+++ RECORD SET +++

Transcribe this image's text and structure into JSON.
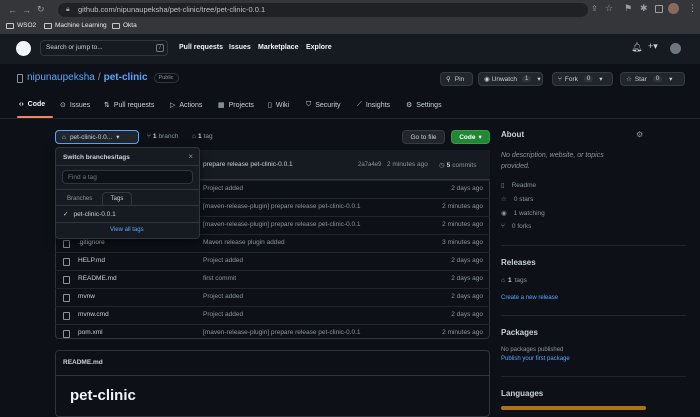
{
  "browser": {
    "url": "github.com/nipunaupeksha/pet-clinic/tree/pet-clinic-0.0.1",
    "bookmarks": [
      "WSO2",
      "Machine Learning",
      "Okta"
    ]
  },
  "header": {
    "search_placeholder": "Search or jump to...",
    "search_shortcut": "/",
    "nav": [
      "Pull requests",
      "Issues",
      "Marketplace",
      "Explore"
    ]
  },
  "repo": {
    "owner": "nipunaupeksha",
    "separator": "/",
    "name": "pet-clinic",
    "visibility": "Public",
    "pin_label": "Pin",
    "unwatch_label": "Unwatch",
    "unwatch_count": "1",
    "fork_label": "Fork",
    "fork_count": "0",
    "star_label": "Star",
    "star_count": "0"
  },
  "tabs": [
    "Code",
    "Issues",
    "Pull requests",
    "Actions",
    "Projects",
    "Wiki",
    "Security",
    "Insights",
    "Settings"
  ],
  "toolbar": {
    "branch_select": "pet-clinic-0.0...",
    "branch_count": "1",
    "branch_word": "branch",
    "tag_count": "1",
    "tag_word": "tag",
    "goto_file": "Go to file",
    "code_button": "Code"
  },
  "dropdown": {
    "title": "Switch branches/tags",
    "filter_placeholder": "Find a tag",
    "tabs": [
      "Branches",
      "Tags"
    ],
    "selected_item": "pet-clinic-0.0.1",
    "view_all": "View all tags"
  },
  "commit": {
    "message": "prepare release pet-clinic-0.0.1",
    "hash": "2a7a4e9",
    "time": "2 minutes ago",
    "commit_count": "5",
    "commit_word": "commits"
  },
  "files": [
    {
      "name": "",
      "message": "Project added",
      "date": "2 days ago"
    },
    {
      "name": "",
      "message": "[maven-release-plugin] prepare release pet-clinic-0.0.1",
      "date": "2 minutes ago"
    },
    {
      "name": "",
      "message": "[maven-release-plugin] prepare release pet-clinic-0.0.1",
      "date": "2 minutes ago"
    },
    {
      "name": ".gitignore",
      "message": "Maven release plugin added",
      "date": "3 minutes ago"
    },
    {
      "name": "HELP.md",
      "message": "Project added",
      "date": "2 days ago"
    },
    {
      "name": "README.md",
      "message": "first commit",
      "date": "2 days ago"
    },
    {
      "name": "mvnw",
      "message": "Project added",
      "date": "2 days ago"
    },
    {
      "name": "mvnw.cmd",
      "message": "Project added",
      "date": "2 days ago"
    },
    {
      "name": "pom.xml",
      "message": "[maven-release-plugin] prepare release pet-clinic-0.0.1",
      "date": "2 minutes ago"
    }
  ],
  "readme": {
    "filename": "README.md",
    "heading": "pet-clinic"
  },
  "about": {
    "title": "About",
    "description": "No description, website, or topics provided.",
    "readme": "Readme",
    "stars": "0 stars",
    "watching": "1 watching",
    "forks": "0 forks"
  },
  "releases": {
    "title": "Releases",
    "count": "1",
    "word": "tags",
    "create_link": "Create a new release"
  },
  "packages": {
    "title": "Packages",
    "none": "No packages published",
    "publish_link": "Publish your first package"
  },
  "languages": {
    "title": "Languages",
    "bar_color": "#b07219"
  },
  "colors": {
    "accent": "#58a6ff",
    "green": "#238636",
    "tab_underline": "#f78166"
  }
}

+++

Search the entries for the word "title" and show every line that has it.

FINISHED TASK.
    "title": "Switch branches/tags",
    "title": "About",
    "title": "Releases",
    "title": "Packages",
    "title": "Languages",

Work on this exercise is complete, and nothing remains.